## REQUIRED ACTION:
Copy each line from the data that has the word "Cost" in it.

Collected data
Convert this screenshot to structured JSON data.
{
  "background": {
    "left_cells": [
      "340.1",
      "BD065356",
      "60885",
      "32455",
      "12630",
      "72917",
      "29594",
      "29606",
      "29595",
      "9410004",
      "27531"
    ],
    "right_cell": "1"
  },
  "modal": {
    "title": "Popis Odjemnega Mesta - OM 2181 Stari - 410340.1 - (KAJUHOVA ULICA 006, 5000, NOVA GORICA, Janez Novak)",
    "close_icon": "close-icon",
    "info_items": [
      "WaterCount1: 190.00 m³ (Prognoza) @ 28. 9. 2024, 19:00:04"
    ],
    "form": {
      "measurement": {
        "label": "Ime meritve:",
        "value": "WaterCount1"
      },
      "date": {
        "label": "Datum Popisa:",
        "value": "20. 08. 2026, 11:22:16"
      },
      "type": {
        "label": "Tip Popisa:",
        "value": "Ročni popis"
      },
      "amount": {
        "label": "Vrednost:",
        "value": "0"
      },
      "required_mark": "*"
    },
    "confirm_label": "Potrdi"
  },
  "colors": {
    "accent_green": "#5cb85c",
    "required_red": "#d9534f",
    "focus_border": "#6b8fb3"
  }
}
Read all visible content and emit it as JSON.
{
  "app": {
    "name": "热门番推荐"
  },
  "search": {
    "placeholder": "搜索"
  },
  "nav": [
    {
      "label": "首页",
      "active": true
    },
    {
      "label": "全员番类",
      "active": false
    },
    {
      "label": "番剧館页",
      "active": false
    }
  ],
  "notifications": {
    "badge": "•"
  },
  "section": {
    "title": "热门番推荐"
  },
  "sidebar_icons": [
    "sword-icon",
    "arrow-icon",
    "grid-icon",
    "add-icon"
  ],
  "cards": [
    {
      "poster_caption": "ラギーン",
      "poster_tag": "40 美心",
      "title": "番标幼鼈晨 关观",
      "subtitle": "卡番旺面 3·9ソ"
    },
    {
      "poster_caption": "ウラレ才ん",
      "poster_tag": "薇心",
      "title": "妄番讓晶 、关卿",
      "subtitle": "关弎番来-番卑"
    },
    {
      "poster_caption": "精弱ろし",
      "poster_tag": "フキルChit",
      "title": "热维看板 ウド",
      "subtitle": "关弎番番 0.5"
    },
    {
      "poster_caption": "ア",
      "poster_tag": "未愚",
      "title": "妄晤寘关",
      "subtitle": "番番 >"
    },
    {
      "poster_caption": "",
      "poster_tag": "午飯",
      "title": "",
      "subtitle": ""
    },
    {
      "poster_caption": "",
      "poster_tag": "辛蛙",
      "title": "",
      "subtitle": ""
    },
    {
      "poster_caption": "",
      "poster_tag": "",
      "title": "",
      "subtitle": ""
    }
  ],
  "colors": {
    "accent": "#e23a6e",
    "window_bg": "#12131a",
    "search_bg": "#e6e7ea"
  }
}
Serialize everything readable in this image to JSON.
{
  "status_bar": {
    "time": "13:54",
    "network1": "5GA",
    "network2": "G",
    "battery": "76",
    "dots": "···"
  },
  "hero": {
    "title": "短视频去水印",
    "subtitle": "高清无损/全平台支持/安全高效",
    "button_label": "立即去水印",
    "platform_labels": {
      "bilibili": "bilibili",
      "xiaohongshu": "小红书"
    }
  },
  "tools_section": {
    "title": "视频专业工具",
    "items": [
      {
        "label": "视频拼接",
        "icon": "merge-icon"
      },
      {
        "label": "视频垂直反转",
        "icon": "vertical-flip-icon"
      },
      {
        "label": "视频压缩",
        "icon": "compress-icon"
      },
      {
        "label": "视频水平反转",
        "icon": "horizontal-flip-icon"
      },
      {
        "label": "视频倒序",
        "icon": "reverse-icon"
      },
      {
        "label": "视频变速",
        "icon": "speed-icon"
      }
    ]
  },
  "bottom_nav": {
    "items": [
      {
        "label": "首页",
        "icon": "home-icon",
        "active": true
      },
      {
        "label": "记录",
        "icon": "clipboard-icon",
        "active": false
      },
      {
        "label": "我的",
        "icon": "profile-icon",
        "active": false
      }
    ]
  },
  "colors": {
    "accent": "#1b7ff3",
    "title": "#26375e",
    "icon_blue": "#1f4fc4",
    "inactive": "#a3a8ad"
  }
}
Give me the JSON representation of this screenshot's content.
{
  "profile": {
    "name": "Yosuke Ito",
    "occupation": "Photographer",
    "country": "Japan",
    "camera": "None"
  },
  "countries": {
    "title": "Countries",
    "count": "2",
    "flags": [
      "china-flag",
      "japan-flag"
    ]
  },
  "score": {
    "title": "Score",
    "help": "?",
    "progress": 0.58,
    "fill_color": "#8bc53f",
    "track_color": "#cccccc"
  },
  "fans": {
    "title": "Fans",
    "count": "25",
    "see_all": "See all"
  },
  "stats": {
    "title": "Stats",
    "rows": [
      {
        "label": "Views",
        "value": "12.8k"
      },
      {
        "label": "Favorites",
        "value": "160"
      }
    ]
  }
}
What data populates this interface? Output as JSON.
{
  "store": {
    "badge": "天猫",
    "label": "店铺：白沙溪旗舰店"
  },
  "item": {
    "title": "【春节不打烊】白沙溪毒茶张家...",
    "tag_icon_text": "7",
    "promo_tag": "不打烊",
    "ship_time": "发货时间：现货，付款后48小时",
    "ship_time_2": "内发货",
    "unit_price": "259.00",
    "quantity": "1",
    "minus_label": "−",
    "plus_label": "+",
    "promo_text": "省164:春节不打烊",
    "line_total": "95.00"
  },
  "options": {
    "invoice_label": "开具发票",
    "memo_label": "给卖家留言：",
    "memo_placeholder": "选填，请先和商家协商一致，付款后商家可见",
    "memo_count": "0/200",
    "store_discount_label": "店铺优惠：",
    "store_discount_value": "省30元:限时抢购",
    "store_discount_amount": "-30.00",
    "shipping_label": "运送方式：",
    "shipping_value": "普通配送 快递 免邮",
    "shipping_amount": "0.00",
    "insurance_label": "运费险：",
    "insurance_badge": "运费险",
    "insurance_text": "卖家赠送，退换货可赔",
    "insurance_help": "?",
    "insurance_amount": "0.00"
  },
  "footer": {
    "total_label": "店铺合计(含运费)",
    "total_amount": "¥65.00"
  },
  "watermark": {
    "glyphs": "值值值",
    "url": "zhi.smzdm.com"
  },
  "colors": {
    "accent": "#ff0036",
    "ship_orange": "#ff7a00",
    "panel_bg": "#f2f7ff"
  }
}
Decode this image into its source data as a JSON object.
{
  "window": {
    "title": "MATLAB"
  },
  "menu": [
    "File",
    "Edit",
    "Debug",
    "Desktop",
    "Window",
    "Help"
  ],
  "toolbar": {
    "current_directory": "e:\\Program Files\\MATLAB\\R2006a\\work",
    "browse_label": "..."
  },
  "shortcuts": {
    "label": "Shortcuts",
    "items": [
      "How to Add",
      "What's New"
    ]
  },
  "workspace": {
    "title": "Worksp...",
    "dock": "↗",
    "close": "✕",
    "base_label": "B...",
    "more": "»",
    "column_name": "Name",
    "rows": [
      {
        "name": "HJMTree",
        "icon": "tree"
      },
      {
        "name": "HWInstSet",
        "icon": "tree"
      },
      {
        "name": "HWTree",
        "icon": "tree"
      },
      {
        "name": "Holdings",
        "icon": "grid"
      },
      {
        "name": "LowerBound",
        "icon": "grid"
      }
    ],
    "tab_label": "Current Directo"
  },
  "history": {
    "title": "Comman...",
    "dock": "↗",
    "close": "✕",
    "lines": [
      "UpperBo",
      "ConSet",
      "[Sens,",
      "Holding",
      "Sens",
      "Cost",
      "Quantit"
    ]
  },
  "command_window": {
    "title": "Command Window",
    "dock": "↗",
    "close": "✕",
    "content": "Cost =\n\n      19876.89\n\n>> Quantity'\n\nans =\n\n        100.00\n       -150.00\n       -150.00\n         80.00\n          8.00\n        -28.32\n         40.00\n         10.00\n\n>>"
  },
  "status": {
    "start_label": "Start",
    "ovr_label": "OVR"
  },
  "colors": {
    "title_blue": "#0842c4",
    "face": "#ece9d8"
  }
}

## ANSWER TO THIS TASK:
      "Cost",
    "content": "Cost =\n\n      19876.89\n\n>> Quantity'\n\nans =\n\n        100.00\n       -150.00\n       -150.00\n         80.00\n          8.00\n        -28.32\n         40.00\n         10.00\n\n>>"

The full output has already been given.